|1920||Prunus dasycarpa X Blenheim|
|1927||Giallo di Tortona X Moorpark|
|1932||Giallo di Fortona X (Moorpark 9-16 X Japanese)|
|1933||Hemskirke X (Blenheim X Tilton 27-50)|
|1935||Japanese seedling*** 26-18 open 27-34C X (Blenheim X Moorpark 12-58)|
|1935||Japanese seedling 26-18 X (Sardinian X Blenheim">Royal 37-56)|
|1923||Luizet X Moorpark|
|1931||(Luizet X Moorpark 28-39) X Blenheim|
|1923||Moorpark X Blenheim|
|1931||(Moorpark X Blenheim 28-52) X (Blenheim X Moorpark 12-56)|
|1932||(Moorpark X Blenheim 28-42) X (Blenheim X Tilton 28-6)|
|1935||(Moorpark X Blenheim 28-52) X (Sardinian X Blenheim">Royal 2-25 37-56)|
|1923||Moorpark X Tilton|
|1931||(Moorpark X Tilton 28-13) X Hemskirke|
|1933||(Moorpark X_ Tilton 28-12) X (Moorpark X Blenheim 28-52)|
|1921||Moorpark x P. I. 28954|
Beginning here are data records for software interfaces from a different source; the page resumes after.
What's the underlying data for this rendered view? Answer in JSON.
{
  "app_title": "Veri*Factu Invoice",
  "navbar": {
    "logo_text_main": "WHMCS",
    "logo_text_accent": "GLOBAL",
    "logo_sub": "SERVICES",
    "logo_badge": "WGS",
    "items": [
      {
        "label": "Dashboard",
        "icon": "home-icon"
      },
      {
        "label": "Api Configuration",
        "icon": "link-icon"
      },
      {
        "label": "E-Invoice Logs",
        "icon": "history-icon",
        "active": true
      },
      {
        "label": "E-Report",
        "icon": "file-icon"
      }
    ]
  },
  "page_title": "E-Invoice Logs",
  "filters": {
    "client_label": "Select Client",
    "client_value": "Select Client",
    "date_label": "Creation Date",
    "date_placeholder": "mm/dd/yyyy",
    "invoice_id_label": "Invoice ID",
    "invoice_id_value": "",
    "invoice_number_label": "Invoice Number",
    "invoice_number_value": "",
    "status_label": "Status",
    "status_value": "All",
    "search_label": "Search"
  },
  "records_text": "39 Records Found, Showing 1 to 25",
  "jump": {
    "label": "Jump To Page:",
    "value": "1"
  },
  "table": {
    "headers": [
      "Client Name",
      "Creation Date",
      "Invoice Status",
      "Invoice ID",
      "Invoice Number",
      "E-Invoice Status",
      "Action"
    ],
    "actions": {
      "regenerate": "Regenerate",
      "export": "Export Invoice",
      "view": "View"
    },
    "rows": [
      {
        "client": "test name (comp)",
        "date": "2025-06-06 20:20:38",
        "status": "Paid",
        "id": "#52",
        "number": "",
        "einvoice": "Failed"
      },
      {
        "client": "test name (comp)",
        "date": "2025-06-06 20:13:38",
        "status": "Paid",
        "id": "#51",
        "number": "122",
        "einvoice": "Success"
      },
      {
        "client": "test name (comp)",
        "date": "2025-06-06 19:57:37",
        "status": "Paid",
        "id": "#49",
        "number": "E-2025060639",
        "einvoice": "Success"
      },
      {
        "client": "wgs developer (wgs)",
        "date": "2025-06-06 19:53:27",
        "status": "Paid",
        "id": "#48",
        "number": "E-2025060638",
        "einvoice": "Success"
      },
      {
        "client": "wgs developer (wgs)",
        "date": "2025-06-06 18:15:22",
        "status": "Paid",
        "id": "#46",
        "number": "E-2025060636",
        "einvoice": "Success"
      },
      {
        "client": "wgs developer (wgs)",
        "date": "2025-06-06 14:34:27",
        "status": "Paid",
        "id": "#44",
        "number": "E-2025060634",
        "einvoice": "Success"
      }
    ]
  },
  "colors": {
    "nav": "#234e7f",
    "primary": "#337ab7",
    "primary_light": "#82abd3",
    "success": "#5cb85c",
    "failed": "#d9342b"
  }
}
|1932||(Moorpark 15-28 x P. I. 28954) x Bremner|
|1932||Newcastle II 27-16 Japanese seedling|
|1923||Royal X Blenheimψ|
|1933||Royal X (Blenheim X Tilton 28-6)|
|1935||Royal X Japanese seedling 26-18|
|1923||St. Ambroise X Luizet|
|1931||Sardinian X Japanese seedling|
|1925||Sardinian X Royal|
|1925||Sparks Mammoth X Blenheim|
|1935||(Sparks Mammoth X Blenheim 37-59) X (Blenheim Moorpark 12-58)|
|1932||(Sparks Mammoth X Blenheim 37-59) X Bremner|
|1923||Tilton X Moorpark|
|1933||(Tilton X Moorpark 30-23) X (Blenheim x Tilton 27-48)|
|1933||Tunis 27-7A X (Moorpark X Blenheim 28-52)|
|1920||P.I.34272T2 X Blenheim|
|1932||(P. I. 34272 x Blenheim 12-50) X (Sparks Mammoth X Blenheim 37-60)|
** Numbers following variety name refer to row and tree location of the parent.
*** “Japanese” variety from John Rock collection at Niles, Calif. Tree was not labeled, and nothing is known of its origin.
ψ['Blenheim' & 'Royal' (and possibly 'Patterson' for that matter) appear to be identical cultivars. -ASC]